▶

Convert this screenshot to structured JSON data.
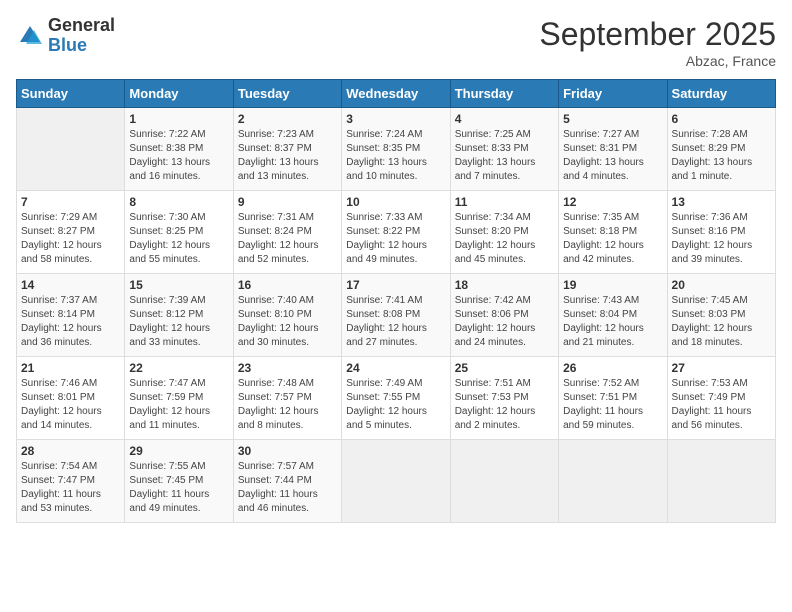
{
  "logo": {
    "text_general": "General",
    "text_blue": "Blue"
  },
  "title": "September 2025",
  "location": "Abzac, France",
  "days_of_week": [
    "Sunday",
    "Monday",
    "Tuesday",
    "Wednesday",
    "Thursday",
    "Friday",
    "Saturday"
  ],
  "weeks": [
    [
      {
        "day": "",
        "info": ""
      },
      {
        "day": "1",
        "info": "Sunrise: 7:22 AM\nSunset: 8:38 PM\nDaylight: 13 hours\nand 16 minutes."
      },
      {
        "day": "2",
        "info": "Sunrise: 7:23 AM\nSunset: 8:37 PM\nDaylight: 13 hours\nand 13 minutes."
      },
      {
        "day": "3",
        "info": "Sunrise: 7:24 AM\nSunset: 8:35 PM\nDaylight: 13 hours\nand 10 minutes."
      },
      {
        "day": "4",
        "info": "Sunrise: 7:25 AM\nSunset: 8:33 PM\nDaylight: 13 hours\nand 7 minutes."
      },
      {
        "day": "5",
        "info": "Sunrise: 7:27 AM\nSunset: 8:31 PM\nDaylight: 13 hours\nand 4 minutes."
      },
      {
        "day": "6",
        "info": "Sunrise: 7:28 AM\nSunset: 8:29 PM\nDaylight: 13 hours\nand 1 minute."
      }
    ],
    [
      {
        "day": "7",
        "info": "Sunrise: 7:29 AM\nSunset: 8:27 PM\nDaylight: 12 hours\nand 58 minutes."
      },
      {
        "day": "8",
        "info": "Sunrise: 7:30 AM\nSunset: 8:25 PM\nDaylight: 12 hours\nand 55 minutes."
      },
      {
        "day": "9",
        "info": "Sunrise: 7:31 AM\nSunset: 8:24 PM\nDaylight: 12 hours\nand 52 minutes."
      },
      {
        "day": "10",
        "info": "Sunrise: 7:33 AM\nSunset: 8:22 PM\nDaylight: 12 hours\nand 49 minutes."
      },
      {
        "day": "11",
        "info": "Sunrise: 7:34 AM\nSunset: 8:20 PM\nDaylight: 12 hours\nand 45 minutes."
      },
      {
        "day": "12",
        "info": "Sunrise: 7:35 AM\nSunset: 8:18 PM\nDaylight: 12 hours\nand 42 minutes."
      },
      {
        "day": "13",
        "info": "Sunrise: 7:36 AM\nSunset: 8:16 PM\nDaylight: 12 hours\nand 39 minutes."
      }
    ],
    [
      {
        "day": "14",
        "info": "Sunrise: 7:37 AM\nSunset: 8:14 PM\nDaylight: 12 hours\nand 36 minutes."
      },
      {
        "day": "15",
        "info": "Sunrise: 7:39 AM\nSunset: 8:12 PM\nDaylight: 12 hours\nand 33 minutes."
      },
      {
        "day": "16",
        "info": "Sunrise: 7:40 AM\nSunset: 8:10 PM\nDaylight: 12 hours\nand 30 minutes."
      },
      {
        "day": "17",
        "info": "Sunrise: 7:41 AM\nSunset: 8:08 PM\nDaylight: 12 hours\nand 27 minutes."
      },
      {
        "day": "18",
        "info": "Sunrise: 7:42 AM\nSunset: 8:06 PM\nDaylight: 12 hours\nand 24 minutes."
      },
      {
        "day": "19",
        "info": "Sunrise: 7:43 AM\nSunset: 8:04 PM\nDaylight: 12 hours\nand 21 minutes."
      },
      {
        "day": "20",
        "info": "Sunrise: 7:45 AM\nSunset: 8:03 PM\nDaylight: 12 hours\nand 18 minutes."
      }
    ],
    [
      {
        "day": "21",
        "info": "Sunrise: 7:46 AM\nSunset: 8:01 PM\nDaylight: 12 hours\nand 14 minutes."
      },
      {
        "day": "22",
        "info": "Sunrise: 7:47 AM\nSunset: 7:59 PM\nDaylight: 12 hours\nand 11 minutes."
      },
      {
        "day": "23",
        "info": "Sunrise: 7:48 AM\nSunset: 7:57 PM\nDaylight: 12 hours\nand 8 minutes."
      },
      {
        "day": "24",
        "info": "Sunrise: 7:49 AM\nSunset: 7:55 PM\nDaylight: 12 hours\nand 5 minutes."
      },
      {
        "day": "25",
        "info": "Sunrise: 7:51 AM\nSunset: 7:53 PM\nDaylight: 12 hours\nand 2 minutes."
      },
      {
        "day": "26",
        "info": "Sunrise: 7:52 AM\nSunset: 7:51 PM\nDaylight: 11 hours\nand 59 minutes."
      },
      {
        "day": "27",
        "info": "Sunrise: 7:53 AM\nSunset: 7:49 PM\nDaylight: 11 hours\nand 56 minutes."
      }
    ],
    [
      {
        "day": "28",
        "info": "Sunrise: 7:54 AM\nSunset: 7:47 PM\nDaylight: 11 hours\nand 53 minutes."
      },
      {
        "day": "29",
        "info": "Sunrise: 7:55 AM\nSunset: 7:45 PM\nDaylight: 11 hours\nand 49 minutes."
      },
      {
        "day": "30",
        "info": "Sunrise: 7:57 AM\nSunset: 7:44 PM\nDaylight: 11 hours\nand 46 minutes."
      },
      {
        "day": "",
        "info": ""
      },
      {
        "day": "",
        "info": ""
      },
      {
        "day": "",
        "info": ""
      },
      {
        "day": "",
        "info": ""
      }
    ]
  ]
}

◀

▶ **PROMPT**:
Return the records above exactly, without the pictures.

▶ **YOUR SOLUTION**:
Convert this screenshot to structured JSON data.
{
  "logo": {
    "text_general": "General",
    "text_blue": "Blue"
  },
  "title": "September 2025",
  "location": "Abzac, France",
  "days_of_week": [
    "Sunday",
    "Monday",
    "Tuesday",
    "Wednesday",
    "Thursday",
    "Friday",
    "Saturday"
  ],
  "weeks": [
    [
      {
        "day": "",
        "info": ""
      },
      {
        "day": "1",
        "info": "Sunrise: 7:22 AM\nSunset: 8:38 PM\nDaylight: 13 hours\nand 16 minutes."
      },
      {
        "day": "2",
        "info": "Sunrise: 7:23 AM\nSunset: 8:37 PM\nDaylight: 13 hours\nand 13 minutes."
      },
      {
        "day": "3",
        "info": "Sunrise: 7:24 AM\nSunset: 8:35 PM\nDaylight: 13 hours\nand 10 minutes."
      },
      {
        "day": "4",
        "info": "Sunrise: 7:25 AM\nSunset: 8:33 PM\nDaylight: 13 hours\nand 7 minutes."
      },
      {
        "day": "5",
        "info": "Sunrise: 7:27 AM\nSunset: 8:31 PM\nDaylight: 13 hours\nand 4 minutes."
      },
      {
        "day": "6",
        "info": "Sunrise: 7:28 AM\nSunset: 8:29 PM\nDaylight: 13 hours\nand 1 minute."
      }
    ],
    [
      {
        "day": "7",
        "info": "Sunrise: 7:29 AM\nSunset: 8:27 PM\nDaylight: 12 hours\nand 58 minutes."
      },
      {
        "day": "8",
        "info": "Sunrise: 7:30 AM\nSunset: 8:25 PM\nDaylight: 12 hours\nand 55 minutes."
      },
      {
        "day": "9",
        "info": "Sunrise: 7:31 AM\nSunset: 8:24 PM\nDaylight: 12 hours\nand 52 minutes."
      },
      {
        "day": "10",
        "info": "Sunrise: 7:33 AM\nSunset: 8:22 PM\nDaylight: 12 hours\nand 49 minutes."
      },
      {
        "day": "11",
        "info": "Sunrise: 7:34 AM\nSunset: 8:20 PM\nDaylight: 12 hours\nand 45 minutes."
      },
      {
        "day": "12",
        "info": "Sunrise: 7:35 AM\nSunset: 8:18 PM\nDaylight: 12 hours\nand 42 minutes."
      },
      {
        "day": "13",
        "info": "Sunrise: 7:36 AM\nSunset: 8:16 PM\nDaylight: 12 hours\nand 39 minutes."
      }
    ],
    [
      {
        "day": "14",
        "info": "Sunrise: 7:37 AM\nSunset: 8:14 PM\nDaylight: 12 hours\nand 36 minutes."
      },
      {
        "day": "15",
        "info": "Sunrise: 7:39 AM\nSunset: 8:12 PM\nDaylight: 12 hours\nand 33 minutes."
      },
      {
        "day": "16",
        "info": "Sunrise: 7:40 AM\nSunset: 8:10 PM\nDaylight: 12 hours\nand 30 minutes."
      },
      {
        "day": "17",
        "info": "Sunrise: 7:41 AM\nSunset: 8:08 PM\nDaylight: 12 hours\nand 27 minutes."
      },
      {
        "day": "18",
        "info": "Sunrise: 7:42 AM\nSunset: 8:06 PM\nDaylight: 12 hours\nand 24 minutes."
      },
      {
        "day": "19",
        "info": "Sunrise: 7:43 AM\nSunset: 8:04 PM\nDaylight: 12 hours\nand 21 minutes."
      },
      {
        "day": "20",
        "info": "Sunrise: 7:45 AM\nSunset: 8:03 PM\nDaylight: 12 hours\nand 18 minutes."
      }
    ],
    [
      {
        "day": "21",
        "info": "Sunrise: 7:46 AM\nSunset: 8:01 PM\nDaylight: 12 hours\nand 14 minutes."
      },
      {
        "day": "22",
        "info": "Sunrise: 7:47 AM\nSunset: 7:59 PM\nDaylight: 12 hours\nand 11 minutes."
      },
      {
        "day": "23",
        "info": "Sunrise: 7:48 AM\nSunset: 7:57 PM\nDaylight: 12 hours\nand 8 minutes."
      },
      {
        "day": "24",
        "info": "Sunrise: 7:49 AM\nSunset: 7:55 PM\nDaylight: 12 hours\nand 5 minutes."
      },
      {
        "day": "25",
        "info": "Sunrise: 7:51 AM\nSunset: 7:53 PM\nDaylight: 12 hours\nand 2 minutes."
      },
      {
        "day": "26",
        "info": "Sunrise: 7:52 AM\nSunset: 7:51 PM\nDaylight: 11 hours\nand 59 minutes."
      },
      {
        "day": "27",
        "info": "Sunrise: 7:53 AM\nSunset: 7:49 PM\nDaylight: 11 hours\nand 56 minutes."
      }
    ],
    [
      {
        "day": "28",
        "info": "Sunrise: 7:54 AM\nSunset: 7:47 PM\nDaylight: 11 hours\nand 53 minutes."
      },
      {
        "day": "29",
        "info": "Sunrise: 7:55 AM\nSunset: 7:45 PM\nDaylight: 11 hours\nand 49 minutes."
      },
      {
        "day": "30",
        "info": "Sunrise: 7:57 AM\nSunset: 7:44 PM\nDaylight: 11 hours\nand 46 minutes."
      },
      {
        "day": "",
        "info": ""
      },
      {
        "day": "",
        "info": ""
      },
      {
        "day": "",
        "info": ""
      },
      {
        "day": "",
        "info": ""
      }
    ]
  ]
}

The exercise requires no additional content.